[Task directions] Return every entry below word for word and leave out any picture.

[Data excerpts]
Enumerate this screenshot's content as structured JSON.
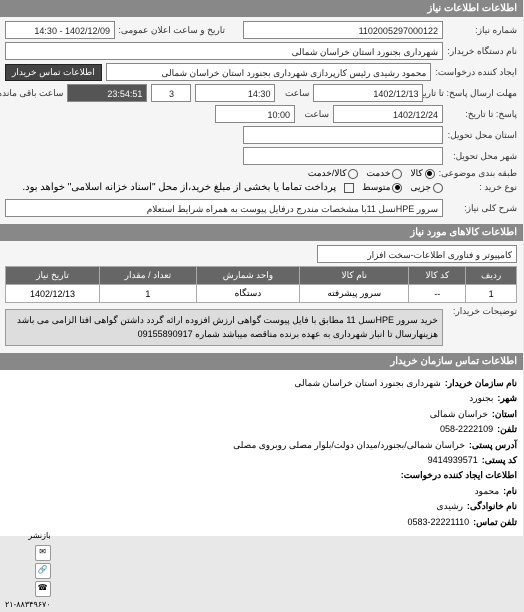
{
  "headers": {
    "need_info": "اطلاعات اطلاعات نیاز",
    "goods_info": "اطلاعات کالاهای مورد نیاز",
    "contact_info": "اطلاعات تماس سازمان خریدار"
  },
  "labels": {
    "req_number": "شماره نیاز:",
    "buyer_org": "نام دستگاه خریدار:",
    "requester": "ایجاد کننده درخواست:",
    "response_deadline": "مهلت ارسال پاسخ: تا تاریخ:",
    "answer_from": "پاسخ: تا تاریخ:",
    "delivery_loc": "استان محل تحویل:",
    "delivery_city": "شهر محل تحویل:",
    "subject_class": "طبقه بندی موضوعی:",
    "purchase_type": "نوع خرید : ",
    "need_title": "شرح کلی نیاز:",
    "pub_datetime": "تاریخ و ساعت اعلان عمومی:",
    "buyer_contact": "اطلاعات تماس خریدار",
    "time": "ساعت",
    "remaining": "ساعت باقی مانده",
    "buyer_desc": "توضیحات خریدار:"
  },
  "values": {
    "req_number": "1102005297000122",
    "buyer_org": "شهرداری بجنورد استان خراسان شمالی",
    "requester": "محمود رشیدی رئیس کارپردازی شهرداری بجنورد استان خراسان شمالی",
    "response_date": "1402/12/13",
    "response_time": "14:30",
    "response_days": "3",
    "countdown": "23:54:51",
    "answer_date": "1402/12/24",
    "answer_time": "10:00",
    "province": "",
    "city": "",
    "pub_datetime": "1402/12/09 - 14:30",
    "need_title": "سرور HPEنسل 11با مشخصات مندرج درفایل پیوست به همراه شرایط استعلام",
    "category": "کامپیوتر و فناوری اطلاعات-سخت افزار",
    "buyer_desc": "خرید سرور HPEنسل 11 مطابق با فایل پیوست گواهی ارزش افزوده ارائه گردد داشتن گواهی افتا الزامی می باشد هزینهارسال تا انبار شهرداری به عهده برنده مناقصه میباشد شماره 09155890917"
  },
  "radios": {
    "class": {
      "goods": "کالا",
      "service": "خدمت",
      "both": "کالا/خدمت"
    },
    "ptype": {
      "small": "جزیی",
      "medium": "متوسط",
      "note": "پرداخت تماما یا بخشی از مبلغ خرید،از محل \"اسناد خزانه اسلامی\" خواهد بود."
    }
  },
  "table": {
    "headers": [
      "ردیف",
      "کد کالا",
      "نام کالا",
      "واحد شمارش",
      "تعداد / مقدار",
      "تاریخ نیاز"
    ],
    "rows": [
      {
        "idx": "1",
        "code": "--",
        "name": "سرور پیشرفته",
        "unit": "دستگاه",
        "qty": "1",
        "date": "1402/12/13"
      }
    ]
  },
  "contact": {
    "org_label": "نام سازمان خریدار:",
    "org": "شهرداری بجنورد استان خراسان شمالی",
    "city_label": "شهر:",
    "city": "بجنورد",
    "province_label": "استان:",
    "province": "خراسان شمالی",
    "phone_label": "تلفن:",
    "phone": "058-2222109",
    "address_label": "آدرس پستی:",
    "address": "خراسان شمالی/بجنورد/میدان دولت/بلوار مصلی روبروی مصلی",
    "postal_label": "کد پستی:",
    "postal": "9414939571",
    "name_label": "نام:",
    "name": "محمود",
    "family_label": "نام خانوادگی:",
    "family": "رشیدی",
    "contact_phone_label": "تلفن تماس:",
    "contact_phone": "0583-22221110",
    "req_creator_label": "اطلاعات ایجاد کننده درخواست:",
    "share_label": "بازنشر"
  },
  "share_phone": "۲۱-۸۸۳۴۹۶۷۰"
}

[Task result]
Enumerate this screenshot's content as structured JSON.
{
  "headers": {
    "need_info": "اطلاعات اطلاعات نیاز",
    "goods_info": "اطلاعات کالاهای مورد نیاز",
    "contact_info": "اطلاعات تماس سازمان خریدار"
  },
  "labels": {
    "req_number": "شماره نیاز:",
    "buyer_org": "نام دستگاه خریدار:",
    "requester": "ایجاد کننده درخواست:",
    "response_deadline": "مهلت ارسال پاسخ: تا تاریخ:",
    "answer_from": "پاسخ: تا تاریخ:",
    "delivery_loc": "استان محل تحویل:",
    "delivery_city": "شهر محل تحویل:",
    "subject_class": "طبقه بندی موضوعی:",
    "purchase_type": "نوع خرید : ",
    "need_title": "شرح کلی نیاز:",
    "pub_datetime": "تاریخ و ساعت اعلان عمومی:",
    "buyer_contact": "اطلاعات تماس خریدار",
    "time": "ساعت",
    "remaining": "ساعت باقی مانده",
    "buyer_desc": "توضیحات خریدار:"
  },
  "values": {
    "req_number": "1102005297000122",
    "buyer_org": "شهرداری بجنورد استان خراسان شمالی",
    "requester": "محمود رشیدی رئیس کارپردازی شهرداری بجنورد استان خراسان شمالی",
    "response_date": "1402/12/13",
    "response_time": "14:30",
    "response_days": "3",
    "countdown": "23:54:51",
    "answer_date": "1402/12/24",
    "answer_time": "10:00",
    "province": "",
    "city": "",
    "pub_datetime": "1402/12/09 - 14:30",
    "need_title": "سرور HPEنسل 11با مشخصات مندرج درفایل پیوست به همراه شرایط استعلام",
    "category": "کامپیوتر و فناوری اطلاعات-سخت افزار",
    "buyer_desc": "خرید سرور HPEنسل 11 مطابق با فایل پیوست گواهی ارزش افزوده ارائه گردد داشتن گواهی افتا الزامی می باشد هزینهارسال تا انبار شهرداری به عهده برنده مناقصه میباشد شماره 09155890917"
  },
  "radios": {
    "class": {
      "goods": "کالا",
      "service": "خدمت",
      "both": "کالا/خدمت"
    },
    "ptype": {
      "small": "جزیی",
      "medium": "متوسط",
      "note": "پرداخت تماما یا بخشی از مبلغ خرید،از محل \"اسناد خزانه اسلامی\" خواهد بود."
    }
  },
  "table": {
    "headers": [
      "ردیف",
      "کد کالا",
      "نام کالا",
      "واحد شمارش",
      "تعداد / مقدار",
      "تاریخ نیاز"
    ],
    "rows": [
      {
        "idx": "1",
        "code": "--",
        "name": "سرور پیشرفته",
        "unit": "دستگاه",
        "qty": "1",
        "date": "1402/12/13"
      }
    ]
  },
  "contact": {
    "org_label": "نام سازمان خریدار:",
    "org": "شهرداری بجنورد استان خراسان شمالی",
    "city_label": "شهر:",
    "city": "بجنورد",
    "province_label": "استان:",
    "province": "خراسان شمالی",
    "phone_label": "تلفن:",
    "phone": "058-2222109",
    "address_label": "آدرس پستی:",
    "address": "خراسان شمالی/بجنورد/میدان دولت/بلوار مصلی روبروی مصلی",
    "postal_label": "کد پستی:",
    "postal": "9414939571",
    "name_label": "نام:",
    "name": "محمود",
    "family_label": "نام خانوادگی:",
    "family": "رشیدی",
    "contact_phone_label": "تلفن تماس:",
    "contact_phone": "0583-22221110",
    "req_creator_label": "اطلاعات ایجاد کننده درخواست:",
    "share_label": "بازنشر"
  },
  "share_phone": "۲۱-۸۸۳۴۹۶۷۰"
}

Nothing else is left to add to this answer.